There might be a practical reason for why there’s no washer or dryer in your unit or apartment complex. A washer and dryer require a few things: For the dryer, a gas line, vent and 220- or 240-volt outlet; for the washer, a wastewater outlet line, hot and cold water inlet lines and 120-volt outlet. That stuff can be expensive to install, and some landlords probably figure it’s not worth it. (Most studio apartments certainly don’t have these sorts of hookups.) Other landlords might not want the risk of water damage or lint fires (fire departments respond to something like 16,000 fires a year involving dryers).

For the apartments with community laundry rooms, why do the machines cost money? Is it honestly that expensive to maintain?

Not really — it’s obviously a revenue generator! But there are a few other things at work here. Since tenants don’t tend to directly pay for common-area water and electricity usage, there’s no incentive for them to limit it. So charging money forces tenants to have some skin in the game, ensuring that they’ll make the most of each load. Machines also break down, which occasionally costs a bit of money.
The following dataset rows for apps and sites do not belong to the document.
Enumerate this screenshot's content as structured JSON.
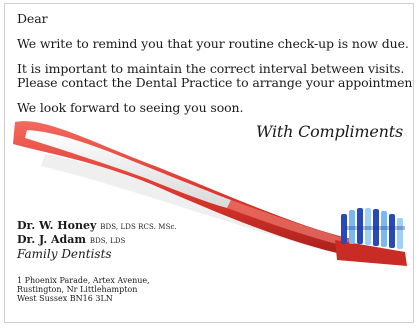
{
  "letter": {
    "greeting": "Dear",
    "line1": "We write to remind you that your routine check-up is now due.",
    "line2": "It is important to maintain the correct interval between visits.",
    "line3": "Please contact the Dental Practice to arrange your appointment.",
    "line4": "We look forward to seeing you soon.",
    "compliments": "With Compliments"
  },
  "dentists": [
    {
      "name": "Dr. W. Honey",
      "quals": "BDS, LDS RCS. MSc."
    },
    {
      "name": "Dr. J. Adam",
      "quals": "BDS, LDS"
    }
  ],
  "practice": "Family Dentists",
  "address": [
    "1 Phoenix Parade, Artex Avenue,",
    "Rustington, Nr Littlehampton",
    "West Sussex BN16 3LN"
  ],
  "illustration": {
    "icon": "toothbrush-icon",
    "handle_color": "#e0382f",
    "grip_color": "#f1f1f1",
    "bristle_color": "#2a49b8"
  }
}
And washing and drying clothes does cost a little money each time in water and electricity: For a cold-water wash, it’s about 82 cents to $1.14 to wash and dry (depending on whether the washer is a front or top loader). Hot-water washes and drying costs $1.05 to $1.41.

But again, landlords are out to make money. If machines at your building cost $2 per wash and $1.50 per drying, that’s a profit of roughly $2.09 to $2.61 per load (before maintenance, depreciation, expenses, etc.). Multiply that by the number of units in the building and the number of washes each unit does a week and it starts to really add up. Most of it, too, is going right into your landlord’s thick, plush pocket, just so you and your neighbors can experience the 20th century luxury of machine-washed, clean clothes.

Can I at least stage a rent strike on this part of the tab?

Sure, if you want to wash your clothes in the sink by hand instead.